Other groups change the acronym in an attempt to make STEM more accessible to specific demographics of students. An example is GEMS, which stands for Girls in Engineering, Math, and Science (I guess technology was dropped because GEMST doesn’t roll off the tongue).
And yet other groups want to inject unrelated subjects into STEM. There’s STEMLE where the LE stands for law and economics. There’s AMSEE, which stands for Applied Math, Science, Engineering and Entrepreneurship. There’s STEMS^2, which stands for Science, Technology, Engineering, Mathematics, Social Sciences and Sense of Place.
And then there’s STEAM – Science, Technology, Engineering, Art, and Math. The argument behind including art is it improves creativity and innovation. According to proponents, STEAM teaches using hands-on projects with a variety of tools so students learn by doing instead of by lecture, thus gaining the ability to think outside of the box.
But why not make it SHTEAM by throwing in history, or SHTEAMP by including physical education? Then you’ve got the full school day covered.
I understand subjects like art and music face their own funding issues, and I have nothing against art being taught in school – in fact, I think the interaction between STEM and the arts and social sciences and ethics and philosophy is critical to implementing a well-rounded education.
My undergraduate degree in engineering is from a school whose mission statement is to produce scientists, engineers, and mathematicians who are all well versed in humanities and social sciences. One-third of my curriculum was humanities and social sciences. I took philosophy, creative writing, music theory, American literature, several 19th Century history classes, modern anthropology, and medieval history. And those are just the ones I can quickly recall.
So not only am I aware of how a well-rounded education benefits those pursuing careers in STEM, I’m anecdotal proof of its effectiveness.
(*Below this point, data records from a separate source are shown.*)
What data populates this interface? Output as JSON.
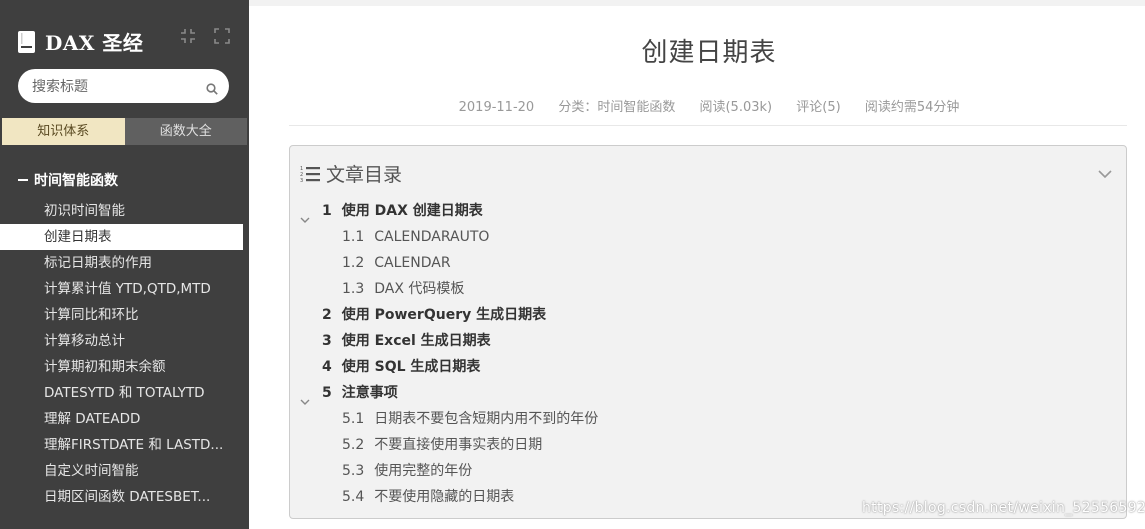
{
  "sidebar": {
    "brand_title": "DAX 圣经",
    "search_placeholder": "搜索标题",
    "tabs": [
      {
        "label": "知识体系"
      },
      {
        "label": "函数大全"
      }
    ],
    "section_title": "时间智能函数",
    "items": [
      {
        "label": "初识时间智能"
      },
      {
        "label": "创建日期表"
      },
      {
        "label": "标记日期表的作用"
      },
      {
        "label": "计算累计值 YTD,QTD,MTD"
      },
      {
        "label": "计算同比和环比"
      },
      {
        "label": "计算移动总计"
      },
      {
        "label": "计算期初和期末余额"
      },
      {
        "label": "DATESYTD 和 TOTALYTD"
      },
      {
        "label": "理解 DATEADD"
      },
      {
        "label": "理解FIRSTDATE 和 LASTD..."
      },
      {
        "label": "自定义时间智能"
      },
      {
        "label": "日期区间函数 DATESBET..."
      }
    ],
    "active_item": "创建日期表"
  },
  "article": {
    "title": "创建日期表",
    "date": "2019-11-20",
    "category": "分类：时间智能函数",
    "reads": "阅读(5.03k)",
    "comments": "评论(5)",
    "read_time": "阅读约需54分钟"
  },
  "toc": {
    "title": "文章目录",
    "items": [
      {
        "num": "1",
        "label": "使用 DAX 创建日期表",
        "level": 1,
        "expanded": true
      },
      {
        "num": "1.1",
        "label": "CALENDARAUTO",
        "level": 2
      },
      {
        "num": "1.2",
        "label": "CALENDAR",
        "level": 2
      },
      {
        "num": "1.3",
        "label": "DAX 代码模板",
        "level": 2
      },
      {
        "num": "2",
        "label": "使用 PowerQuery 生成日期表",
        "level": 1
      },
      {
        "num": "3",
        "label": "使用 Excel 生成日期表",
        "level": 1
      },
      {
        "num": "4",
        "label": "使用 SQL 生成日期表",
        "level": 1
      },
      {
        "num": "5",
        "label": "注意事项",
        "level": 1,
        "expanded": true
      },
      {
        "num": "5.1",
        "label": "日期表不要包含短期内用不到的年份",
        "level": 2
      },
      {
        "num": "5.2",
        "label": "不要直接使用事实表的日期",
        "level": 2
      },
      {
        "num": "5.3",
        "label": "使用完整的年份",
        "level": 2
      },
      {
        "num": "5.4",
        "label": "不要使用隐藏的日期表",
        "level": 2
      }
    ]
  },
  "watermark": "https://blog.csdn.net/weixin_52556592",
  "colors": {
    "sidebar_bg": "#3f3f3f",
    "tab_active_bg": "#f1e6c2",
    "toc_bg": "#f2f2f2"
  }
}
I attribute much of my career success to this education.
That said, I don’t believe it is art specifically that fosters creativity and innovation and out of the box thinking in students. It’s hands on learning, and that can be done in STEM without turning it into STEAM. It’s called science labs, where you follow and design experiments and see results materialize in front of you. Learning theory is necessary, but so is getting your hands dirty and trial and error.
So let’s fund STEM. Let’s fund the arts, and history and economics. Treat them as equals, but don’t lump them together and call it a revolutionary concept. That’s just what a well-rounded education is supposed to be.
Thank you for listening to this episode of The STEM Sessions podcast. I do my best to always provide accurate information, but, unfortunately, I’m fallible like everyone else. So I encourage you to do your own research on the topic we discussed. Corrections and new information are always welcome.
Shownotes, contact information, and details of our other activities such as meetups can be found on our website www.thestemsessions.com
If you received value from this episode, and wish to give some back, please visit www.thestemsessions.com/valueforvalue for ways to support the podcast.
And most importantly, please remember that STEM is not the exclusive property of experts, policy makers, or talking heads. Every presenter is susceptible to bias, unconsciously or deliberately, so always verify what you read and what you’re told.
Do your own research. Satisfy your curiosity. And keep learning.
IEEE Spectrum June 2019
Why Companies Need Engineers with an Artistic Bent